Benach also had to take into account the fact that Gaga would be performing — often dancing — in her wardrobe. “The best way to understand how to design clothing for a dance performance is to watch the dance moves!” she declares. “This was possibly my favorite part of the job, getting to watch Stefani rehearse with her choreographer. It was invaluable because you can read the attitude of the moment perfectly well in the dance moves and the music. Once I had that I was always able to hit my drawing table for ideas!”
While watching A Star is Born it occurred to me how different (and not necessarily fair) the requirements are for men and women in the music industry. While males like Jackson Maine can just stand there in a button-down and jeans and play their instrument and sing, females like Ally have to don sexy costumes, change them frequently, learn how to dance while singing, and in general put on a show with much higher production values.

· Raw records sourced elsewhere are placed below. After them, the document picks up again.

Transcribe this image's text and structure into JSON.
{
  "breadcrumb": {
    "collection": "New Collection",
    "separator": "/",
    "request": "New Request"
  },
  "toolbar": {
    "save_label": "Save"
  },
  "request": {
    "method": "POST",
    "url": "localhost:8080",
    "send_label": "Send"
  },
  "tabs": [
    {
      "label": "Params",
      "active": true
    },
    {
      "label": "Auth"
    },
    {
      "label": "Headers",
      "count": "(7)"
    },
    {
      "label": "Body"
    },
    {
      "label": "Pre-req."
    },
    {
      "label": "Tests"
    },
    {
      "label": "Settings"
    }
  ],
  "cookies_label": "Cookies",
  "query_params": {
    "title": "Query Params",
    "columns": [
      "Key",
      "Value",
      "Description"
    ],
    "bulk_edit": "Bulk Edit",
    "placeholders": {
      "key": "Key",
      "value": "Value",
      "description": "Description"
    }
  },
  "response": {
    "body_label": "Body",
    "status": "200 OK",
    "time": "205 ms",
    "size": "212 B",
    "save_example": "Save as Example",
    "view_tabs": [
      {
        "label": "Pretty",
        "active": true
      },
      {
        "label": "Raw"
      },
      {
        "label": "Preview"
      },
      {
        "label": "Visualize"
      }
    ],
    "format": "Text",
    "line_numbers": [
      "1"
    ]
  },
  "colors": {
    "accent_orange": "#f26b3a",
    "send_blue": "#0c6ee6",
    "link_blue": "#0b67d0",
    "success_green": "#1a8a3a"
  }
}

But Gaga could certainly relate to the evolution of her character. Just as everything around her grows bigger when Ally’s career takes off, Gaga says, “Once I said, ‘Okay, no piano,’ I decided I was going to have dancers. Then I started designing my own costumes and building my own stage props, and it became a bigger show. But at the heart of me, when I first started, it was just me and a piano.”
She and a piano and a whole galaxy of wardrobes.